Assigned task. Every line of the records below that holds the word "tools" belongs in the answer.

......

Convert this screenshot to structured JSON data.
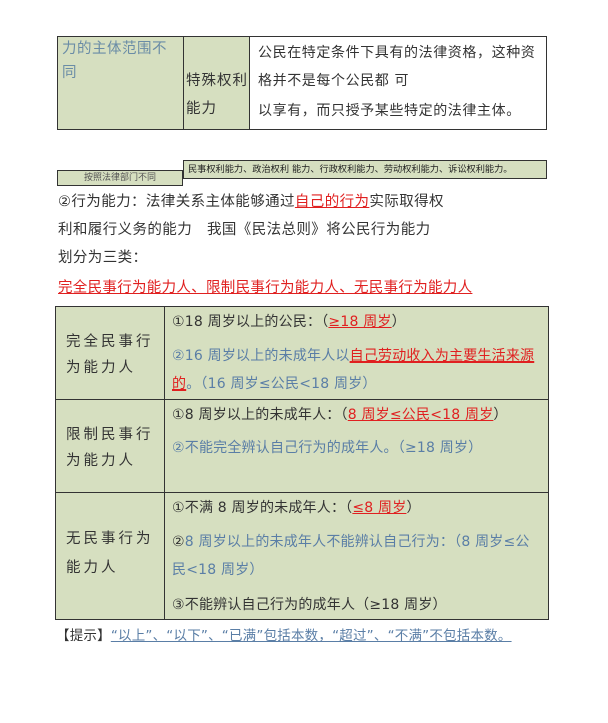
{
  "top_table": {
    "col1_lines": [
      "力的主体范围不",
      "同"
    ],
    "col2_lines": [
      "特殊权利",
      "能力"
    ],
    "col3_lines": [
      "公民在特定条件下具有的法律资格，这种资",
      "格并不是每个公民都 可",
      "以享有，而只授予某些特定的法律主体。"
    ]
  },
  "tags": {
    "left": "按照法律部门不同",
    "right": "民事权利能力、政治权利 能力、行政权利能力、劳动权利能力、诉讼权利能力。"
  },
  "paragraph": {
    "l1_a": "②行为能力：法律关系主体能够通过",
    "l1_b": "自己的行为",
    "l1_c": "实际取得权",
    "l2": "利和履行义务的能力　我国《民法总则》将公民行为能力",
    "l3": "划分为三类：",
    "l4": "完全民事行为能力人、限制民事行为能力人、无民事行为能力人"
  },
  "main_table": {
    "full": {
      "label": [
        "完全民事行",
        "为能力人"
      ],
      "r1_a": "①18 周岁以上的公民：（",
      "r1_b": "≥18 周岁",
      "r1_c": "）",
      "r2_a": "②16 周岁以上的未成年人以",
      "r2_b": "自己劳动收入为主要生活来源",
      "r3_a": "的",
      "r3_b": "。（16 周岁≤公民<18 周岁）"
    },
    "limited": {
      "label": [
        "限制民事行",
        "为能力人"
      ],
      "r1_a": "①8 周岁以上的未成年人：（",
      "r1_b": "8 周岁≤公民<18 周岁",
      "r1_c": "）",
      "r2": "②不能完全辨认自己行为的成年人。（≥18 周岁）"
    },
    "none": {
      "label": [
        "无民事行为",
        "能力人"
      ],
      "r1_a": "①不满 8 周岁的未成年人：（",
      "r1_b": "≤8 周岁",
      "r1_c": "）",
      "r2_a": "②",
      "r2_b": "8 周岁以上的未成年人不能辨认自己行为：（8 周岁≤公",
      "r3": "民<18 周岁）",
      "r4": "③不能辨认自己行为的成年人（≥18 周岁）"
    }
  },
  "tip": {
    "bracket": "【提示】",
    "text": "“以上”、“以下”、“已满”包括本数，“超过”、“不满”不包括本数。"
  },
  "colors": {
    "table_bg": "#d6dfc0",
    "red": "#e02020",
    "blue": "#5a7ea6"
  }
}
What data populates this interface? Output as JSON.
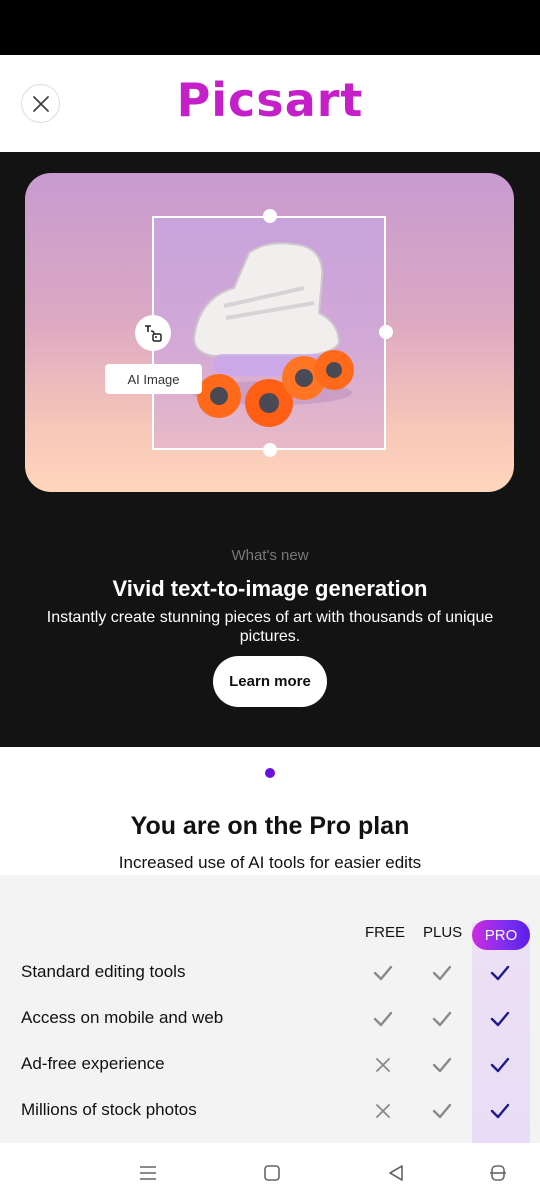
{
  "app": {
    "logo_text": "Picsart",
    "brand_color": "#c41fc8"
  },
  "hero": {
    "chip_label": "AI Image",
    "whats_new": "What's new",
    "title": "Vivid text-to-image generation",
    "description": "Instantly create stunning pieces of art with thousands of unique pictures.",
    "cta_label": "Learn more"
  },
  "carousel": {
    "active_index": 0,
    "dot_color": "#6a11e0"
  },
  "plan": {
    "title": "You are on the Pro plan",
    "subtitle": "Increased use of AI tools for easier edits"
  },
  "comparison": {
    "columns": [
      "FREE",
      "PLUS",
      "PRO"
    ],
    "rows": [
      {
        "label": "Standard editing tools",
        "free": "check",
        "plus": "check",
        "pro": "check"
      },
      {
        "label": "Access on mobile and web",
        "free": "check",
        "plus": "check",
        "pro": "check"
      },
      {
        "label": "Ad-free experience",
        "free": "cross",
        "plus": "check",
        "pro": "check"
      },
      {
        "label": "Millions of stock photos",
        "free": "cross",
        "plus": "check",
        "pro": "check"
      }
    ],
    "pro_accent": "#5a1ee6"
  },
  "icons": {
    "close": "close-icon",
    "ai_badge": "text-to-image-icon",
    "nav_menu": "menu-icon",
    "nav_home": "home-icon",
    "nav_back": "back-icon",
    "nav_assist": "assistant-icon"
  }
}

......

Task answer.
    "subtitle": "Increased use of AI tools for easier edits"
        "label": "Standard editing tools",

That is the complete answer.